In any bookstore you can find tomes consisting of lists of things to do before you “kick the bucket.” Fifty Places to See Before You Die, or 100 pieces of music to hear before shuffling off this mortal coil. A Hundred Books to Read before commencing to pine for the fjords.
Of course there are places I’d like to go with my children, and adventures I hope to be able to share with them. I’d even like to be the kind of person who could parachute out of a plane or zip line through a rainforest, but none of my hopes and dreams in this life consists of solitary indulgence.
My problem is with parading around with “bucket lists”; I recoil from their premises.
My husband Jim’s diagnosis hit us along with summer’s pulverizing heat. Coming out of the air-conditioned hospital to lean against a cement pillar and weep was like stepping through a portal onto the tarmac in San Cristobal.
For me the summer was a whirlwind: physicians, surgical procedures, hospitals, chemotherapy, pharmacies and prescriptions, paperwork, imaging and re-imaging.
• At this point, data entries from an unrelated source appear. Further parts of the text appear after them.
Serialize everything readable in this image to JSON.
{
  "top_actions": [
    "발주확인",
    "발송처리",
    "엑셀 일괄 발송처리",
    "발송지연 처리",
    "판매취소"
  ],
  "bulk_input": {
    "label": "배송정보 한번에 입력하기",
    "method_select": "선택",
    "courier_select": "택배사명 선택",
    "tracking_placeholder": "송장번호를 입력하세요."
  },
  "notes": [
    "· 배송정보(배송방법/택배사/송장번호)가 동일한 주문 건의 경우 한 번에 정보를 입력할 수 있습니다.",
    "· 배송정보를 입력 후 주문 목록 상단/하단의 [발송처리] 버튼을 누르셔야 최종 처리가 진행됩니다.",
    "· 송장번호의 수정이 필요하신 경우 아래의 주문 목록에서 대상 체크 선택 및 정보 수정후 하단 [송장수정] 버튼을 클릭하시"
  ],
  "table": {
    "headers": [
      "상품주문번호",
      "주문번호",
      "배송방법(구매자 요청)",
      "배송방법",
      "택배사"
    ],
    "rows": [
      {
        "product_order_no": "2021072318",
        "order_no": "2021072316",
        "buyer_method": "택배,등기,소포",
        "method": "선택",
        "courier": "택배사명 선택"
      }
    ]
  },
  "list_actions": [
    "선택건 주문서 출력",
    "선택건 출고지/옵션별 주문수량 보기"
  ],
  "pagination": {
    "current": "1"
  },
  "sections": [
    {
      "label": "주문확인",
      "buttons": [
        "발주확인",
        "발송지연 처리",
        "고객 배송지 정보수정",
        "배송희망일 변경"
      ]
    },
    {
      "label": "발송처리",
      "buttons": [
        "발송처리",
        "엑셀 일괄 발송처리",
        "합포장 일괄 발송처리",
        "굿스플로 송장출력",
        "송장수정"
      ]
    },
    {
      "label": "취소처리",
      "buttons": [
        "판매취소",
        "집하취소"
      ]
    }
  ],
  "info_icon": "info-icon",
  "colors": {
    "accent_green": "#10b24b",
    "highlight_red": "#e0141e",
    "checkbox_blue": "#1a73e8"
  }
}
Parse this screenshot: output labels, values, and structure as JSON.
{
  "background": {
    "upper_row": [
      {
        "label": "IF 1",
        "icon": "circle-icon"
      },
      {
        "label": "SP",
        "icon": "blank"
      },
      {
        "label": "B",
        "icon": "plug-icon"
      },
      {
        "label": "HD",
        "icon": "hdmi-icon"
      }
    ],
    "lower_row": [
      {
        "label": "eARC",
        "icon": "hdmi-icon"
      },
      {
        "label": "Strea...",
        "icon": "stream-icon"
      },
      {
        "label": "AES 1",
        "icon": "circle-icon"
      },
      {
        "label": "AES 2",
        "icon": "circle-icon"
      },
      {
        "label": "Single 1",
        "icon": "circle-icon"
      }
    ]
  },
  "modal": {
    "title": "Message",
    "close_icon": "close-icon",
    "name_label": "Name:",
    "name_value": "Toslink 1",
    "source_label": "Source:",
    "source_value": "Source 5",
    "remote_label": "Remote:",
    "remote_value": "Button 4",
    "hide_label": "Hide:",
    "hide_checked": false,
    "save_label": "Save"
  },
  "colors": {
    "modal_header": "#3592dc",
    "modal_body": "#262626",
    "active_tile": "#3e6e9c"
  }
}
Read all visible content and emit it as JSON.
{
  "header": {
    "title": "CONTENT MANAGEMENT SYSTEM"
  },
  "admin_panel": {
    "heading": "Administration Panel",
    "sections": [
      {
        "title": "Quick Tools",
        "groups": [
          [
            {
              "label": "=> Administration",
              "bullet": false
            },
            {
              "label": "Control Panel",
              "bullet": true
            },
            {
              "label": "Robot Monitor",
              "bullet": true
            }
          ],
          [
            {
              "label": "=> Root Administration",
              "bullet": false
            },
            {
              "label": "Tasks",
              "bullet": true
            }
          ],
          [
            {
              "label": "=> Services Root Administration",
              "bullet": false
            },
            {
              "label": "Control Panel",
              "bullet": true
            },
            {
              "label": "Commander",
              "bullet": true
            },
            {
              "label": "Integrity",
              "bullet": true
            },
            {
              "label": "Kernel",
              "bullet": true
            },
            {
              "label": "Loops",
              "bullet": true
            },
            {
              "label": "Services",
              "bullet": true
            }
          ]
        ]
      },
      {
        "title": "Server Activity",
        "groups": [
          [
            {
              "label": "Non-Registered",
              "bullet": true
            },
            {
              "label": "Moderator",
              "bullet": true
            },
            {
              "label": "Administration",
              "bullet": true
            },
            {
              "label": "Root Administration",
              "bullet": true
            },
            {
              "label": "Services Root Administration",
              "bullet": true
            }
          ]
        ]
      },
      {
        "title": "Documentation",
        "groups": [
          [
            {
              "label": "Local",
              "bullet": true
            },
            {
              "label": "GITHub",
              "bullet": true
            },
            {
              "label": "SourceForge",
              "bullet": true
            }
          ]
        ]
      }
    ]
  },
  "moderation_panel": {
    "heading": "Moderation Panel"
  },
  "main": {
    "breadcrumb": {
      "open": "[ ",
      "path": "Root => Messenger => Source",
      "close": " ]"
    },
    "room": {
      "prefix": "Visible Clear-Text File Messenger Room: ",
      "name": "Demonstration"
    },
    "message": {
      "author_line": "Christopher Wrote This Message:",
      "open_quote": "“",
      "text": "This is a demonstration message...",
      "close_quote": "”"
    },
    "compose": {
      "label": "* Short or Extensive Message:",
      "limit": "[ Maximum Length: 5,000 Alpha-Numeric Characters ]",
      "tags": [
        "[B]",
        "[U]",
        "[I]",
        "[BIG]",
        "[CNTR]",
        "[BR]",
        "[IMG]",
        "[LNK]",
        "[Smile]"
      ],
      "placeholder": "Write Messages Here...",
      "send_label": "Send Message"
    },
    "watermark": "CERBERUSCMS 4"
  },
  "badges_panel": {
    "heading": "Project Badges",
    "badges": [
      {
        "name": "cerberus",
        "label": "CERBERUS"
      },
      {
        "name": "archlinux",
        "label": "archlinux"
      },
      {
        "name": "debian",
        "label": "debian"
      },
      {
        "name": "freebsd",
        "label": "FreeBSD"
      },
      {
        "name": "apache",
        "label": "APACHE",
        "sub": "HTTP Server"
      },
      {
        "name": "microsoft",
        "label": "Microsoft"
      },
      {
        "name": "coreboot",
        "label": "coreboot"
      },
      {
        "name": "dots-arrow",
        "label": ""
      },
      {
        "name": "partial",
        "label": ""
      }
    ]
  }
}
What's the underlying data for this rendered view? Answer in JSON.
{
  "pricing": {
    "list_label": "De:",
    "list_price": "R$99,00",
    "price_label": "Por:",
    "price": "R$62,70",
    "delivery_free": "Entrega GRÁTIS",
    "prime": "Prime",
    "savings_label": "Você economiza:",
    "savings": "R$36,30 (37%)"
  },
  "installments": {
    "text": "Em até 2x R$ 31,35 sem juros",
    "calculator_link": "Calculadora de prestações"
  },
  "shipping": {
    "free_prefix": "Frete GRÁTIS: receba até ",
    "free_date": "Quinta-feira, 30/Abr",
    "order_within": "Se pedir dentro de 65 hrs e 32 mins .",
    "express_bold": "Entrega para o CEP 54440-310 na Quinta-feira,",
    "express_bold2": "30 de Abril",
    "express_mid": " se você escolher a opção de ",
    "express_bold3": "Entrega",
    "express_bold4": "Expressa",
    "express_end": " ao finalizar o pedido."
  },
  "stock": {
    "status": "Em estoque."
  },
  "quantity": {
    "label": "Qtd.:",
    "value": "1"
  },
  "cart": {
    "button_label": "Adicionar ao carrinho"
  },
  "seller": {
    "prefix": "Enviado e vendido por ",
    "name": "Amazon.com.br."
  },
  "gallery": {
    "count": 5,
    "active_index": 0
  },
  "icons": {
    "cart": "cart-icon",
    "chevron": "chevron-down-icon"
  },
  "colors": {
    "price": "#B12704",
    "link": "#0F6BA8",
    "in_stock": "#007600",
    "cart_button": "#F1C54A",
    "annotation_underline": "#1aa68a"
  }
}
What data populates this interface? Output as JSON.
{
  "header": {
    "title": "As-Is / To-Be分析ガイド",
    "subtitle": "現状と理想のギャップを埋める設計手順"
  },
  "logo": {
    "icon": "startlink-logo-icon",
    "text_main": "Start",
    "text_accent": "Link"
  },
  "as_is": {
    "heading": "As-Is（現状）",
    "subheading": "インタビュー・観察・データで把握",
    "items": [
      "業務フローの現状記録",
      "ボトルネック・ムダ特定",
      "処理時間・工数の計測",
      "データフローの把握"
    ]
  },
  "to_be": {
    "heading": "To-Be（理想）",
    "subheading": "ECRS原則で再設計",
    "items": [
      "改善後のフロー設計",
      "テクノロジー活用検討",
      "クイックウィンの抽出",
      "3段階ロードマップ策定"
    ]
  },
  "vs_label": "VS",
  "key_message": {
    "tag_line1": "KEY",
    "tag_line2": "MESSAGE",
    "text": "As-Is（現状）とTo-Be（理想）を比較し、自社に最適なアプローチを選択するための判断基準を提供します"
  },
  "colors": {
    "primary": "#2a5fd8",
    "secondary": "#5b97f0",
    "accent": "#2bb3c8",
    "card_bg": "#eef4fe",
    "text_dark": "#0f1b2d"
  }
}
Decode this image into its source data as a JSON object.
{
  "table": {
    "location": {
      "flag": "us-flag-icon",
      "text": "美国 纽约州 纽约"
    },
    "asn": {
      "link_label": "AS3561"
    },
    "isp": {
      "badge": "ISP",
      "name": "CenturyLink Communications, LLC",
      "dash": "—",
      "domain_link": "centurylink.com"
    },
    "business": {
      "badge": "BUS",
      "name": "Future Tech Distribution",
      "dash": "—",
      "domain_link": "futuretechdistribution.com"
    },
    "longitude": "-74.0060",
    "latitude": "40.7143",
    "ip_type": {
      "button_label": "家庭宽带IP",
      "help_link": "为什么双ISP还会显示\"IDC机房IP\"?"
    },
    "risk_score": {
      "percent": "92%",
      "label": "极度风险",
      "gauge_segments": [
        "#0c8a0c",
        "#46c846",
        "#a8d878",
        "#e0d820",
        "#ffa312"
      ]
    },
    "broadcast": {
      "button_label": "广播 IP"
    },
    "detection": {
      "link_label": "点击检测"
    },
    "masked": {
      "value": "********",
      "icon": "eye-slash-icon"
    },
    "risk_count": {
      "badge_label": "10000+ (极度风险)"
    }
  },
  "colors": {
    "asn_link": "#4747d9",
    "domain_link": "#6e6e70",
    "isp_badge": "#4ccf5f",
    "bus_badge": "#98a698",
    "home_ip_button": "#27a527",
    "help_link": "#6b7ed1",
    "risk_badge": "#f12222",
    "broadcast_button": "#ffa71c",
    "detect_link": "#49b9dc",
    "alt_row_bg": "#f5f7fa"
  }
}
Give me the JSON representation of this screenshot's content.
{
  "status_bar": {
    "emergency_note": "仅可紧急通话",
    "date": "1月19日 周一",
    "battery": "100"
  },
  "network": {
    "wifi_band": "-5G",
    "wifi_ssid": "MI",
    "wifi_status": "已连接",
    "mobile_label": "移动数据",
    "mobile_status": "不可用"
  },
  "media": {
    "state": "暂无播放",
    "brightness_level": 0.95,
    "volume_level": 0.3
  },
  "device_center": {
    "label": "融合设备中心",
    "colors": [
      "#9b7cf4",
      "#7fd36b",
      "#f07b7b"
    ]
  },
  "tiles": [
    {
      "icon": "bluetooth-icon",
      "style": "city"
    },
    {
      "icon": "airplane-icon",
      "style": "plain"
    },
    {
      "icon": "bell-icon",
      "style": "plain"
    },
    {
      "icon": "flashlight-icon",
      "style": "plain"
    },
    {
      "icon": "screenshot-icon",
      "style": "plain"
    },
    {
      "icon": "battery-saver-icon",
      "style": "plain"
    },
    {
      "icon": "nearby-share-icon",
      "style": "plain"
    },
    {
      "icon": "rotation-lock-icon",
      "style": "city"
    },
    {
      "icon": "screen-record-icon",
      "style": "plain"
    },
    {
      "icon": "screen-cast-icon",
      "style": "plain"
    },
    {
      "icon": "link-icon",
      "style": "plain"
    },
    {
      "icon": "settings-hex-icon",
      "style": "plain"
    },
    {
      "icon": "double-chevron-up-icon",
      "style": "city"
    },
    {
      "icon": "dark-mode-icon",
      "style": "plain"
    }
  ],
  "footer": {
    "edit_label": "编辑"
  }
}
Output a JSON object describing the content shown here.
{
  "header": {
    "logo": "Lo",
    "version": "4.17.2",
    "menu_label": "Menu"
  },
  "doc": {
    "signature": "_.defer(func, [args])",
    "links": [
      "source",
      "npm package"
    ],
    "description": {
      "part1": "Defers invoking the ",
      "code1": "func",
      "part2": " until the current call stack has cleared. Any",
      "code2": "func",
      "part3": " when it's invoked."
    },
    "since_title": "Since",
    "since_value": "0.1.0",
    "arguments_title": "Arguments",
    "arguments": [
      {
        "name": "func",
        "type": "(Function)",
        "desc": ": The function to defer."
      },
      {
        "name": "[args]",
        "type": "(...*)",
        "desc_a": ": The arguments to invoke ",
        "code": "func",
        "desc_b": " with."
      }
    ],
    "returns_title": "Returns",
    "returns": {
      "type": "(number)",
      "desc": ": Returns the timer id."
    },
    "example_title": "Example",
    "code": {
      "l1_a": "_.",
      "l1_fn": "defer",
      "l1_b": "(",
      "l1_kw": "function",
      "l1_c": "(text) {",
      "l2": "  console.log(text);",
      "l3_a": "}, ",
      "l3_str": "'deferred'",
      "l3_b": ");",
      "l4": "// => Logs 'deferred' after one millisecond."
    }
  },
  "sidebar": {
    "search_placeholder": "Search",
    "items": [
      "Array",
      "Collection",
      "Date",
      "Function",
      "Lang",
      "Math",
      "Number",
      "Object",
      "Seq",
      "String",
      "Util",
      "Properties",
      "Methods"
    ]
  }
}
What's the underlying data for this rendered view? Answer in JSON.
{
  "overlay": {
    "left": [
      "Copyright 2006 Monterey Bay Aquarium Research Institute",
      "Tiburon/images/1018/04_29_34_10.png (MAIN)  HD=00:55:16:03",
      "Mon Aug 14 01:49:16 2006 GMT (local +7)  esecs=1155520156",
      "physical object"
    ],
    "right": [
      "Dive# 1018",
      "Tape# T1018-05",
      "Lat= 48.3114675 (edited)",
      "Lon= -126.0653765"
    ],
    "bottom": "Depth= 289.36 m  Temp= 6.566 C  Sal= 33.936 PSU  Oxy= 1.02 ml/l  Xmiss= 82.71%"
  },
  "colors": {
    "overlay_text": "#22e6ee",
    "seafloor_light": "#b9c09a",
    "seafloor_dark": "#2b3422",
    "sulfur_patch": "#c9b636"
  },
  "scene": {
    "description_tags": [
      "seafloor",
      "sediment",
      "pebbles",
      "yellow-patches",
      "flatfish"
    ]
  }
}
It was exhaustion–not pain or nausea, nor even a side-effect that made drinking cold liquid feel like swallowing crushed glass–that most distressed my husband as he endured the worst of the treatment attempts: having to sleep for so long meant to him a day slipping through his fingers, among precious few seasons of such days. Continue reading “Changing Seasons: Summer to Spring Segue”
During his intensive chemotherapy treatments, at least two of Jim’s senses changed.
Some things did not smell as they always had to him. I imagine it was similar to the way my brain idiosyncratically processed scents when I was pregnant: a scintilla of coffee, for example, would overpower everything around it, a bitter and nauseating shroud settling over everything in its enveloping reach. But I smelled things which were, at least in microscopic quantity, somewhere around me. Jim smelled things which were not there.
His palate changed, too. Only a constantly-changing and narrow range of foods appealed to him. Sometimes nothing did. Sometimes he could down two sandwiches and then some while in the chemotherapy “pod.”
No doubt most of these changes were a physiological effect of drugs being infused into him. An oncologist warned us that after he received a particular portion of the chemical cocktail, if Jim drank anything above room temperature it would feel like he was sipping broken glass.
For one of my daughters, a different kind of palette changed. Her oil paintings had tended towards the vibrant jewel tones which so suit her intensity and her very coloring. (Her skin and hair tones make her, in the well-worn seasonal wardrobe formulation, a “winter.”) Before Jim was diagnosed, her paintings sported emerald greens, scarlet reds, bold puce, and white seemingly lit from within, beribboned with vermillion and yellow.